COW EPIDURALS

A couple of sharp enterprising young men visited last week, one from Ireland and one from Australia, both Nuffield Farming Scholars.  This is essentially a British affiliated agriculture Rhodesequivalent scholar.  We've had several visit over the years and they always bring European cutting edge ideas to Swoope.

If you have enough travelers stopping by, you can be a hermit and still cosmopolitan.  Sure beats fighting the TSA, but I digress.  These fellows are both at the end of a rigorous academic agricultural degree and therefore have their pulse on the latest trends and thinking.

We discussed many topics, but the one that caught my attention was their offhanded remark that the trend lines indicate mandatory epidurals for calving cows.

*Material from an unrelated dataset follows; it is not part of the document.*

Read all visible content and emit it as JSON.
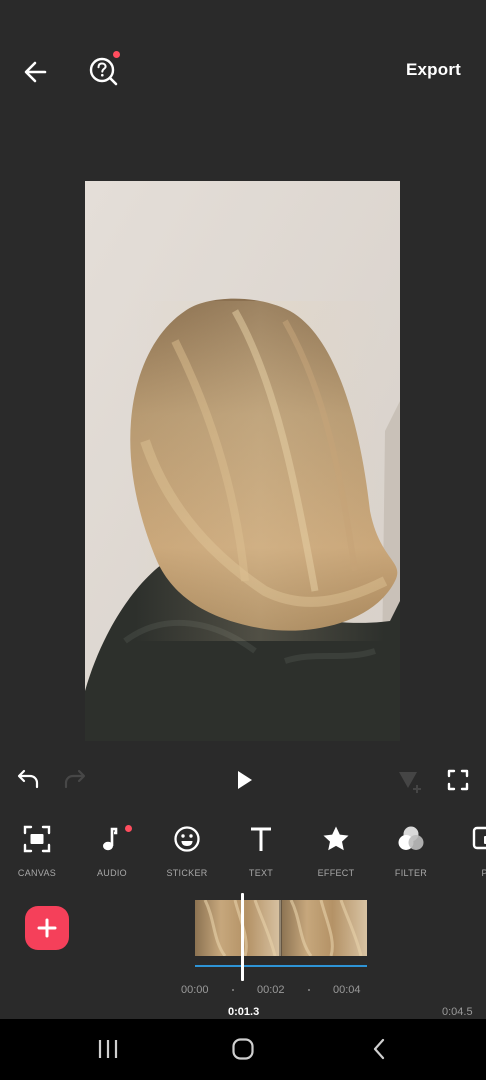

Another one of the insane anthropomorphic concoctions coming out of the urban disconnect, the thinking is that since human women experience pain in childbirth, cows must as well and therefore need relief from their anguish.  Where will this misplaced animal worship end?  And what about deer?  Rabbits?  Squirrels?  If we can't eliminate their pain, we should exterminate all the animals so no pain occurs.

They projected in the not too distant future regulations requiring anesthetics for animals birthing to protect them from the physical suffering such activity creates.  Now folks, I've been around lots and lots of cows giving birth.  I've assisted many when they couldn't quite do it on their own.  I've also had still births and kept the cow and live births but lost the mother.  All of my assistance has been to help life win.  Sometimes it does and sometimes it doesn't.  Life is precious due to struggle.

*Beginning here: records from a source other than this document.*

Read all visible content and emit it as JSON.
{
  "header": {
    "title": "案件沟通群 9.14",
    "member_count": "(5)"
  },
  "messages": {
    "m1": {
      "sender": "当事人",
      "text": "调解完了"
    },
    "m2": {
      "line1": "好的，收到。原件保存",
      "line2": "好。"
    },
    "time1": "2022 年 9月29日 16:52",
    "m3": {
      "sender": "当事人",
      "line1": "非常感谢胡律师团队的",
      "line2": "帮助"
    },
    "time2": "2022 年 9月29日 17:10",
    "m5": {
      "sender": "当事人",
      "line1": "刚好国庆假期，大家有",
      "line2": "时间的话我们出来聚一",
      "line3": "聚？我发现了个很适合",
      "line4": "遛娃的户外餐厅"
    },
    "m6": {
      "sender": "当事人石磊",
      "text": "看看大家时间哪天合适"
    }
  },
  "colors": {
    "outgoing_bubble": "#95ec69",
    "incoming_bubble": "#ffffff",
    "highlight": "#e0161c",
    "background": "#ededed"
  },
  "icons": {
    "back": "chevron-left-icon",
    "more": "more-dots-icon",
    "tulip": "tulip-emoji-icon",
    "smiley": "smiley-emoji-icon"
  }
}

Juxtapose this idea with the two New Zealanders who stopped by a few years ago in October.  Over dinner, it dawned on me that they were in spring lambing.  These farmers had more than 3,000 ewes.  I exclaimed:  "You're lambing!  What are you doing here with 3,000 ewes lambing?"

Their matter-of-fact answer was one I've never forgotten and often repeated:  "If we were there, our quality of life would suffer because we'd be out there trying to help every one having trouble.  Every year at lambing time we go away to insure we don't go insane or commit suicide, so we'll still enjoy the farm.  When we go home, the ones who got it done bring their lambs to show us and the ones who couldn't have been handled by the buzzards.  It's the only way to have a sustainable life."

I ask you:  Which of these two positions contains more common sense?

By the way, if you find this blog interesting, please share it with others.  I'd like to see hundreds of thousands wrestling and thinking about these things.  Thank you.